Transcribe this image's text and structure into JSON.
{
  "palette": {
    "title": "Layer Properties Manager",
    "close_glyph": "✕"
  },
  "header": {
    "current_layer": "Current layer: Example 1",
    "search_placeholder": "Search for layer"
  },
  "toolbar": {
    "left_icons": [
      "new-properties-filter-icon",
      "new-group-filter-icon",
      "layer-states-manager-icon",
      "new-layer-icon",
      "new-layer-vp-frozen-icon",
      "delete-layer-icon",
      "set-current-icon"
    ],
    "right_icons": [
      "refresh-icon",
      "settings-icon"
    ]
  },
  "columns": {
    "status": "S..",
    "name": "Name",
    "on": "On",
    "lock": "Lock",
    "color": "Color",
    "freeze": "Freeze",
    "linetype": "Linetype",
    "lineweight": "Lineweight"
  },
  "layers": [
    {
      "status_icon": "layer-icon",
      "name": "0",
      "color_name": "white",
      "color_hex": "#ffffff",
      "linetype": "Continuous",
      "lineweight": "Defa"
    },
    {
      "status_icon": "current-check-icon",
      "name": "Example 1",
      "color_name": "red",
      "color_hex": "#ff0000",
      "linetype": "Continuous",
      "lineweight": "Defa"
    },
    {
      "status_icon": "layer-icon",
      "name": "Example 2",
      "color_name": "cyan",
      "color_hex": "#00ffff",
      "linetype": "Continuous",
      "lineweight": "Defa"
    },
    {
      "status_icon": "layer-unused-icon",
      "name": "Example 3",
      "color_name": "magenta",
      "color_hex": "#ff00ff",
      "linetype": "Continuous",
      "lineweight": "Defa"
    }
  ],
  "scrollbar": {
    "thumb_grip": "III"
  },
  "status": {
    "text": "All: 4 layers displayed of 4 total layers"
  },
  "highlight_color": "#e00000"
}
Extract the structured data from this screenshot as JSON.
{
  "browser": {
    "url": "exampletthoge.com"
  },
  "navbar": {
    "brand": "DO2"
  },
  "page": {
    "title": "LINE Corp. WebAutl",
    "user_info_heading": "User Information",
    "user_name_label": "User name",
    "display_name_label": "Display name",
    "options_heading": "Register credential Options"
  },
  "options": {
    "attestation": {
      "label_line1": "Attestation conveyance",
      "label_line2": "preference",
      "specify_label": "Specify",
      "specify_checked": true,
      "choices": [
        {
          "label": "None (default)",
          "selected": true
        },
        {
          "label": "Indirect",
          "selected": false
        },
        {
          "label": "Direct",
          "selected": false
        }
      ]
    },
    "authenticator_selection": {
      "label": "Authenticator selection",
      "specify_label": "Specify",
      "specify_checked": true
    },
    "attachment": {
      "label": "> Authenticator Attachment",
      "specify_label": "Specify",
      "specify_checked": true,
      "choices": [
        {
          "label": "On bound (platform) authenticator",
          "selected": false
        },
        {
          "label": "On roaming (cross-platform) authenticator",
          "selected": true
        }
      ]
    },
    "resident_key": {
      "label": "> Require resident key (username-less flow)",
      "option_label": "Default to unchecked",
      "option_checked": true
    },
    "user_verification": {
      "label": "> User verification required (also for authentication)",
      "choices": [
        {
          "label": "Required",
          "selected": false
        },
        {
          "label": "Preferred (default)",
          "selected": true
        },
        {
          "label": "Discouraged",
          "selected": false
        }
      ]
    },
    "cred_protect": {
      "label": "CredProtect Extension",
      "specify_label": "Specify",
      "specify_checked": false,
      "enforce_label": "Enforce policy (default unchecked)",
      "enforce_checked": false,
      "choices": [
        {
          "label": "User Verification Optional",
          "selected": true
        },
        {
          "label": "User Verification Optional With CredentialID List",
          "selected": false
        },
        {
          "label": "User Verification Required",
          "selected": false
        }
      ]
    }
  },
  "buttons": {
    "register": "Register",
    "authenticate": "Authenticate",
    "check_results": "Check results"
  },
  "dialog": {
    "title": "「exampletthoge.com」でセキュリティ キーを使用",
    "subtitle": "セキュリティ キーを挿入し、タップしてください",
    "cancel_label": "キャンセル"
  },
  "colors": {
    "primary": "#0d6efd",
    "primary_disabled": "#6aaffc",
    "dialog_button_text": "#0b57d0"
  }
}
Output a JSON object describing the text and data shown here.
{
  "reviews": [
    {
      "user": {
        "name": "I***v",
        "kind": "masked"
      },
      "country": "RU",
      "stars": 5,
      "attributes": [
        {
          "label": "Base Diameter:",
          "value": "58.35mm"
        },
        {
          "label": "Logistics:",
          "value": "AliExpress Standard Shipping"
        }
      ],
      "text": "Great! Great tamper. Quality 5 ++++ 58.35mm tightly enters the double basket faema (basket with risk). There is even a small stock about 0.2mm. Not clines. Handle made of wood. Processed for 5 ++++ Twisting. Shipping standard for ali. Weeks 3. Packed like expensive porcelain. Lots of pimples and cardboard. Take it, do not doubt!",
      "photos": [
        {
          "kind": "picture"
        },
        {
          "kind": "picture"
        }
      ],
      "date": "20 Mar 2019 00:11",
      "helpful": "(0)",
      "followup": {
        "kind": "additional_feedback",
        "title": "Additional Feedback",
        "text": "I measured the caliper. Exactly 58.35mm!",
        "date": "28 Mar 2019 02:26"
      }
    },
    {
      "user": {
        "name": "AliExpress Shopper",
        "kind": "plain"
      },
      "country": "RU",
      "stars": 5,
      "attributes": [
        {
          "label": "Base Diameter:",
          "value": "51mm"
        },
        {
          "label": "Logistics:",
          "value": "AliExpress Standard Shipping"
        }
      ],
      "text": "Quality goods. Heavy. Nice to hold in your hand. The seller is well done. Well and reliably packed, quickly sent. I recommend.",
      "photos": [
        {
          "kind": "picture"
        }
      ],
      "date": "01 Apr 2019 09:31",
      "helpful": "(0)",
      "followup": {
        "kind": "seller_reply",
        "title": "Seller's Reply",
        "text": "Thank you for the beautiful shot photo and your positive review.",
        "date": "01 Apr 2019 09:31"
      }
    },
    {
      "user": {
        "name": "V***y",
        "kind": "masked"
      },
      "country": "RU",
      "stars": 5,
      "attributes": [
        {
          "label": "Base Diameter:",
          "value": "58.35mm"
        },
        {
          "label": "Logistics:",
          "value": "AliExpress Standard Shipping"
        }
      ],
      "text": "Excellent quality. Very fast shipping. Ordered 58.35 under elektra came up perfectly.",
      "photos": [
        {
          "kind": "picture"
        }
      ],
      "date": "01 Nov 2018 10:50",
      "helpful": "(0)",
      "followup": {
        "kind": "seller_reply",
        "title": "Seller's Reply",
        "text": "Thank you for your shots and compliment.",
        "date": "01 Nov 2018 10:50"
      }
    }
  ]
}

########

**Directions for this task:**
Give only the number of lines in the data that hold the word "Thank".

**Result of this task:**
2